What to do: Find every line in the records that holds the string "data". Copy each one.

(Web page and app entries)
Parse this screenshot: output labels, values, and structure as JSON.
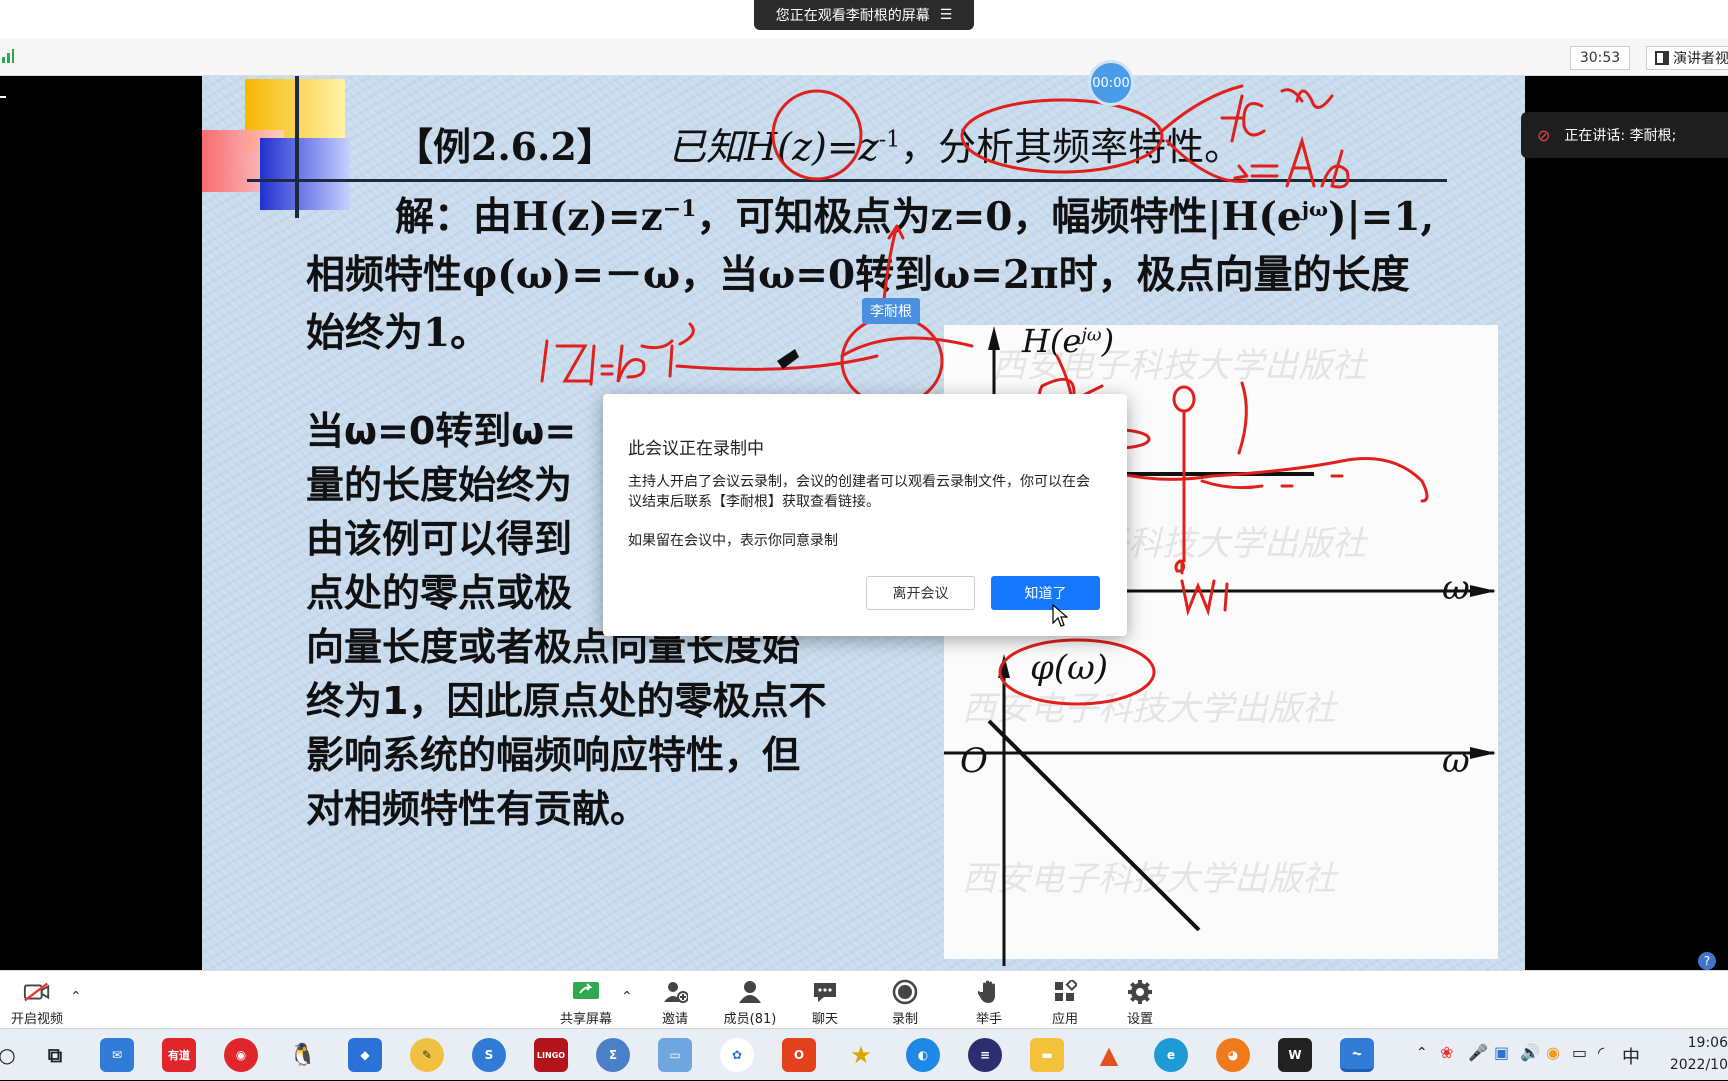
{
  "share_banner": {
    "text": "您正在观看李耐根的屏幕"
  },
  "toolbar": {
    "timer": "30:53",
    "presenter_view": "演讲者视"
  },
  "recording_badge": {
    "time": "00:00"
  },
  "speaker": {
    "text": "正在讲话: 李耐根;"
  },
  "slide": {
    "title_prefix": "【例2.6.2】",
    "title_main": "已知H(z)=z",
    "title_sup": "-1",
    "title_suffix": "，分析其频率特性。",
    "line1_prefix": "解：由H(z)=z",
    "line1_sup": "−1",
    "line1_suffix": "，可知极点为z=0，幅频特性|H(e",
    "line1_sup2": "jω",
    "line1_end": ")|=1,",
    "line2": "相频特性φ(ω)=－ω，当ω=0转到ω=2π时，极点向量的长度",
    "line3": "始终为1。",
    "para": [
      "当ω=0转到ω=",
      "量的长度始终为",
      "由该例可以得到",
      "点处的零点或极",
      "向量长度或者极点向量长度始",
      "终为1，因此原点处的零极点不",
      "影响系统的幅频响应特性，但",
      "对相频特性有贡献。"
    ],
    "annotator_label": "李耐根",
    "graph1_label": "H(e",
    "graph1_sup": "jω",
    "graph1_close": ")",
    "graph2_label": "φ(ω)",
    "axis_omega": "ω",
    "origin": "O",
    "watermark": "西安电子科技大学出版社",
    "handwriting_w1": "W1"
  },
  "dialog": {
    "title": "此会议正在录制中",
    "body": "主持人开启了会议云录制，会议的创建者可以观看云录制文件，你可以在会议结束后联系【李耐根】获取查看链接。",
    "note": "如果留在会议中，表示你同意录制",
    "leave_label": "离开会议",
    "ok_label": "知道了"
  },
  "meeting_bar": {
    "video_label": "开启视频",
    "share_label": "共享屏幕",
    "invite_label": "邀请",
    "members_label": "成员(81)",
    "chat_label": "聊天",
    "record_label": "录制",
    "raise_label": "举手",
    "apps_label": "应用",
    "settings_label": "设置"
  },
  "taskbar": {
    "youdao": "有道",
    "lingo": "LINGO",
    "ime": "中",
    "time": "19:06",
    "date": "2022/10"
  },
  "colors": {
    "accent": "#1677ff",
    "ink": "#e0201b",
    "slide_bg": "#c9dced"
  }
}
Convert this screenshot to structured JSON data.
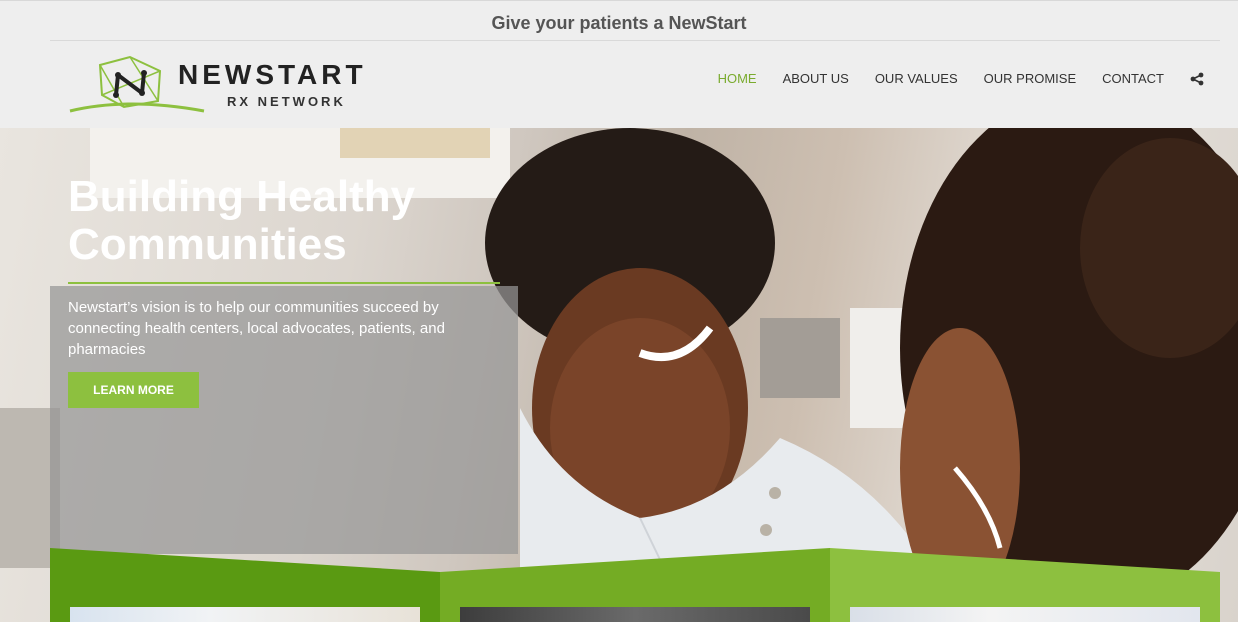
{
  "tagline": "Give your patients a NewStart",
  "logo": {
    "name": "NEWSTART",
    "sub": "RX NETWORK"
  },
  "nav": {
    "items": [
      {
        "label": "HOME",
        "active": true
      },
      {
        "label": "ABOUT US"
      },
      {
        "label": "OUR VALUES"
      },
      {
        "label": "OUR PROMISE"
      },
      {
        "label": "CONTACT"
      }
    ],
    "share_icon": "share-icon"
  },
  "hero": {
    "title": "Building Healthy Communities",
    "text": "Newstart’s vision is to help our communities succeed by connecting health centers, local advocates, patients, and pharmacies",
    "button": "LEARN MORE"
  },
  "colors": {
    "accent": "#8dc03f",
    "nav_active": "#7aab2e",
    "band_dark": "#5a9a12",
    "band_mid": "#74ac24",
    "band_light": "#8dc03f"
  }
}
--
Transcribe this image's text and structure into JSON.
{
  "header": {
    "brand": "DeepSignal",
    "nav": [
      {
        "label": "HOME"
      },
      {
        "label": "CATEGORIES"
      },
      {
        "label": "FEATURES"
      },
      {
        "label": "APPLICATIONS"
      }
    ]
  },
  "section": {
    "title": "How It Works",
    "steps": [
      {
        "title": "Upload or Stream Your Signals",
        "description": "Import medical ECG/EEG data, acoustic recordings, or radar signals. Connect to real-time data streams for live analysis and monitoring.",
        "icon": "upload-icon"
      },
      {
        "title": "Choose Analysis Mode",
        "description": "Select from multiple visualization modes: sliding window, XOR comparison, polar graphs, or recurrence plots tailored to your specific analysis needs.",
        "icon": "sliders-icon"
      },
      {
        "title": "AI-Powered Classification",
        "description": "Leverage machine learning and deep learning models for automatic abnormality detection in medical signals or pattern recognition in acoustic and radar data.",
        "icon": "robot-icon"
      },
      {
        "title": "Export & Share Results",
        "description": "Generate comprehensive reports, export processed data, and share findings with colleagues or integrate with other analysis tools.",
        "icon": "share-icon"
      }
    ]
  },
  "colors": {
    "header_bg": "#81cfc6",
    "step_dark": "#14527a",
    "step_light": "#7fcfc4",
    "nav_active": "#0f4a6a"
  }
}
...
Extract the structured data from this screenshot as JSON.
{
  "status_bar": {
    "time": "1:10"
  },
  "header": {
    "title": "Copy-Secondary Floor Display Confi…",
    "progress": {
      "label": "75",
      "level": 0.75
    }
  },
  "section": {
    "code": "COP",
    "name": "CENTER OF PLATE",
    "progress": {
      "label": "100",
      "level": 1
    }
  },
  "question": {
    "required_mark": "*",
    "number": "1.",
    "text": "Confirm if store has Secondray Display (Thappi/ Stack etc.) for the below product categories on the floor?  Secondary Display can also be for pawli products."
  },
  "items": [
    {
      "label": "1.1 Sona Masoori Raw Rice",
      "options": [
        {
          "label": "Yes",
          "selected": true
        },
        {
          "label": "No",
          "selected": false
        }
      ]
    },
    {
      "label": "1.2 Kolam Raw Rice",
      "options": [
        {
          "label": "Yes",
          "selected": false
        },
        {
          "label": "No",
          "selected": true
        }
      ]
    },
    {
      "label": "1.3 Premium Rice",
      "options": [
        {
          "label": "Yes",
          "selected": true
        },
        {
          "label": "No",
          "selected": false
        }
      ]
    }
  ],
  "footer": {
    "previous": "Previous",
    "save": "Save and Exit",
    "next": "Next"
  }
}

Task result:
Convert this screenshot to structured JSON data.
        "description": "Import medical ECG/EEG data, acoustic recordings, or radar signals. Connect to real-time data streams for live analysis and monitoring.",
        "description": "Leverage machine learning and deep learning models for automatic abnormality detection in medical signals or pattern recognition in acoustic and radar data.",
        "description": "Generate comprehensive reports, export processed data, and share findings with colleagues or integrate with other analysis tools.",
Extract the structured data from this screenshot as JSON.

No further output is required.